## Extracted data
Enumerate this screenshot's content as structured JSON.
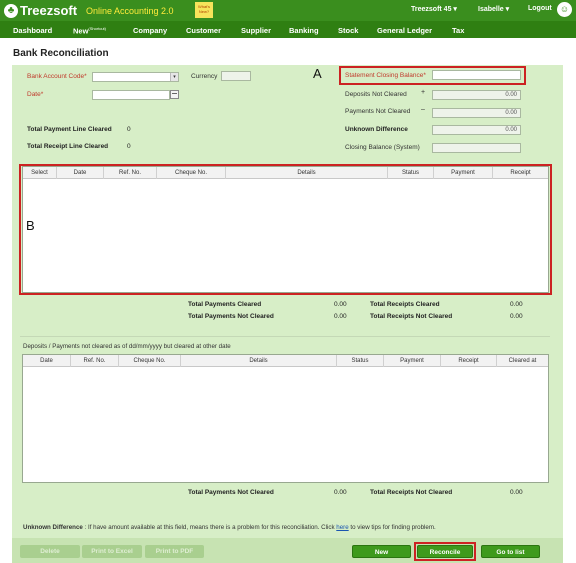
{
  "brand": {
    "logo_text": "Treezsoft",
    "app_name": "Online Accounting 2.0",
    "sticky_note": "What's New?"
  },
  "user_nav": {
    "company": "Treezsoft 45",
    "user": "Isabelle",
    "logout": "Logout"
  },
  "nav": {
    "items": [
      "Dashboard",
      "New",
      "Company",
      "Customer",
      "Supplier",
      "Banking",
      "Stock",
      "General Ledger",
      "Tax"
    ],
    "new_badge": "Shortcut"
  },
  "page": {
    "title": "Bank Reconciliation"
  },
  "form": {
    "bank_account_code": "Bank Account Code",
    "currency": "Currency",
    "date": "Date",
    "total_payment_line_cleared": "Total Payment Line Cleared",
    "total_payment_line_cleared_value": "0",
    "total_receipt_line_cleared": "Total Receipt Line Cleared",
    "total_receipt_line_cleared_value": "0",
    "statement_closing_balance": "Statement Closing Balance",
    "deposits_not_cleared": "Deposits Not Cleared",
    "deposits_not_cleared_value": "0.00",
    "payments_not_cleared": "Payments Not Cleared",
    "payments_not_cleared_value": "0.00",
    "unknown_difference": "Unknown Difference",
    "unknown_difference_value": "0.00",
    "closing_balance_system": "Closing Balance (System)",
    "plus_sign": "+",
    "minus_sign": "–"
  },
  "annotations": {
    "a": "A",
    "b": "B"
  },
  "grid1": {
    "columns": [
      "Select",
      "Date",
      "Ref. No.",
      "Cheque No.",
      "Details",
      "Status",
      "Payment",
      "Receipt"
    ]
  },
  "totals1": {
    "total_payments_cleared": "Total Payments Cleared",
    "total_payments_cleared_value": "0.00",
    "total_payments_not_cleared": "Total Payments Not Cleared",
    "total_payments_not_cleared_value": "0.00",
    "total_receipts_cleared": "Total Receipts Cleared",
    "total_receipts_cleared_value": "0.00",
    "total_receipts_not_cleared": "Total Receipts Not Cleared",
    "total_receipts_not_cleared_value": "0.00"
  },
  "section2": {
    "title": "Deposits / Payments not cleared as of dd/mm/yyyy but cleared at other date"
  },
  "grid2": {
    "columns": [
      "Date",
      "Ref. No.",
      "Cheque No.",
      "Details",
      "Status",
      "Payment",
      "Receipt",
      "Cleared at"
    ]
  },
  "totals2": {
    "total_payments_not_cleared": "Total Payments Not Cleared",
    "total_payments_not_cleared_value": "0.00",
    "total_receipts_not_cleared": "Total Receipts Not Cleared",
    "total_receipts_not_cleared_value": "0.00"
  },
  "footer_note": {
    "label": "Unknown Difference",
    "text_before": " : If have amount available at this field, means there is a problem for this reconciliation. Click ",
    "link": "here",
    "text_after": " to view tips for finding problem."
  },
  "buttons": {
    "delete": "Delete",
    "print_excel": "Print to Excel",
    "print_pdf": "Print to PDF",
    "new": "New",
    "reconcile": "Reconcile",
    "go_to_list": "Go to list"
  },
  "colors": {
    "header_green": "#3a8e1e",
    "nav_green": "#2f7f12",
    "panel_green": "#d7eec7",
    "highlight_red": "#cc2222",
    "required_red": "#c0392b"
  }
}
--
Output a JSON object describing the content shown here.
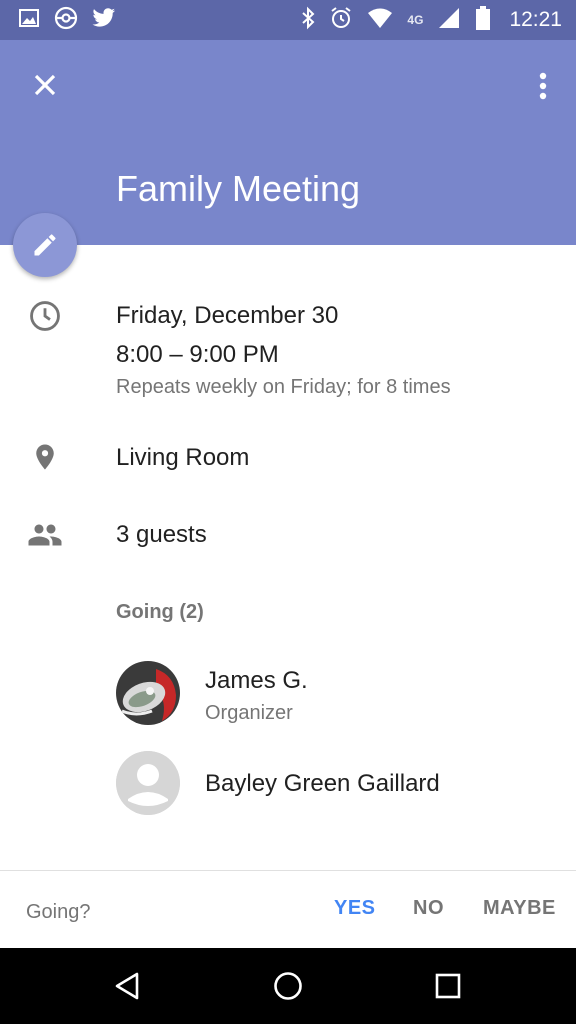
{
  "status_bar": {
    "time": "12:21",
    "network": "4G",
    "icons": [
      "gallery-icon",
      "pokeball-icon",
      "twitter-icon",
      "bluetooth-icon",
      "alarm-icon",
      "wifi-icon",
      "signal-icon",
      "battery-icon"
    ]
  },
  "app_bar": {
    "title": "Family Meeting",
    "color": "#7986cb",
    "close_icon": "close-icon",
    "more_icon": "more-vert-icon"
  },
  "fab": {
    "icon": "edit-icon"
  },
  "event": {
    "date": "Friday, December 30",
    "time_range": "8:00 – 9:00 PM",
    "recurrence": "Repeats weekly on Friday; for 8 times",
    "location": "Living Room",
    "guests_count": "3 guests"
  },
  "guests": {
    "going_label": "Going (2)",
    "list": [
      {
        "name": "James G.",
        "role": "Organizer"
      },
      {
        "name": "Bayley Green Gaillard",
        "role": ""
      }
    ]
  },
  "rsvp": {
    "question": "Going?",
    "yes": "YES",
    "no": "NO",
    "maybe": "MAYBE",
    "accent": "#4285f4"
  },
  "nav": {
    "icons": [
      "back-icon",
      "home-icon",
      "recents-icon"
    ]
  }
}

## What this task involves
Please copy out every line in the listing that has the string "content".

## Answer space
Enumerate this screenshot's content as structured JSON.
Output a JSON object describing the content shown here.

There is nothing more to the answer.